Friday, May 04, 2007

Socialist Desperation in France

There is an old saying that people vote their: (pocketbooks, party, resentments, aspirations, moral convictions, values, identity, or self-interest). Sunday’s vote in France will add another non-definitive data point to the electoral evidence. My choice in this specific vote is fears. People vote their fears.

Europe (finally!) gets the War on Terror: The words "cynical" and "immoral" were used by Sarkozy recently to describe the Boomer Left. Europe's vacation from reality is reaching its natural limits, and public opinion is sobering up fast.

With just hours before the decisive election the socialist candidate is trailing badly in the polls. In what some label desperation the left is waving the bloody shirt to the public. As time winds down Ségolène Royal accuses her opponent of being a threat to democracy and warns of violence if Sarkozy is elected.

Hillblogger 3: There is no doubt in my mind that while Royal's performance has enhanced her stature as a politician, someone to reckon with seriously in the not too distant French legislative elections, her "tantrums" and "woolliness" her debate with Sarkozy turned off many "centrist" voters. Even friends of mine who were hardline Socialists were unanimous - Royal blew it big time when she went on unprecedented name-calling attacks against Sarkozy, i.e., liar, immoral, dangerous, brutal, divisive, etc. Not at all presidential, they say.

American style capitalism is the antithesis of maximum government dependency at the core of socialism. Nicolas Sarkozy is realist enough to understand the cherished French welfare state will not survive assault by an outside world filled with poverty, anger and values intrinsically opposed to western concepts including individual freedom of thought.

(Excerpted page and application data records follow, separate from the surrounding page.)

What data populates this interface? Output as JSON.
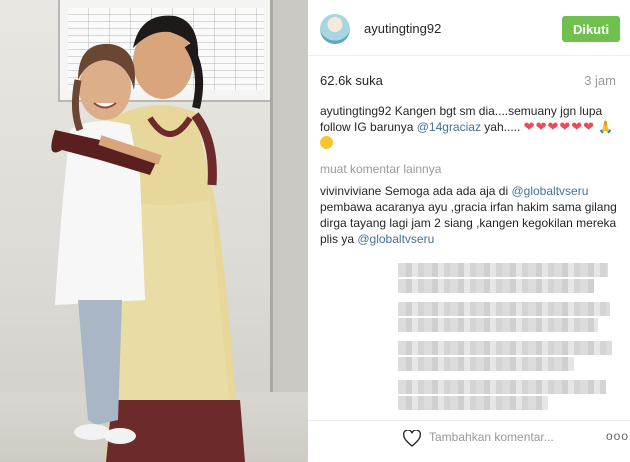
{
  "post": {
    "username": "ayutingting92",
    "follow_label": "Dikuti",
    "likes": "62.6k suka",
    "time": "3 jam"
  },
  "caption": {
    "user": "ayutingting92",
    "text": "Kangen bgt sm dia....semuany jgn lupa follow IG barunya",
    "mention": "@14graciaz",
    "tail": "yah....."
  },
  "load_more": "muat komentar lainnya",
  "comment": {
    "user": "vivinviviane",
    "text1": "Semoga ada ada aja di",
    "mention1": "@globaltvseru",
    "text2": "pembawa acaranya ayu ,gracia irfan hakim sama gilang dirga tayang lagi jam 2 siang ,kangen kegokilan mereka plis ya",
    "mention2": "@globaltvseru"
  },
  "footer": {
    "add_comment_placeholder": "Tambahkan komentar...",
    "more_label": "ooo"
  },
  "colors": {
    "follow_green": "#70c050",
    "link_blue": "#3f729b",
    "heart_red": "#ed4956"
  },
  "icons": {
    "like": "heart-outline-icon",
    "more": "more-options-icon"
  }
}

EU Referendum: Nicolas Sarkozy who is, let us not forget, the son of a Hungarian refugee from the Soviets, has been talking about events in Chechnya in a way that is not entirely complimentary to Russia, pointing out that a great country ought not to be handling matters that way. On his return from a visit to Washington he said: “When I think that those who disapprove of my visit with Bush are the same ones who would shake hands with Putin, it makes me quietly laugh”.

French extraterritorial voters go to the ballots Saturday then national residents vote Sunday. The direction of Europe will be shifting.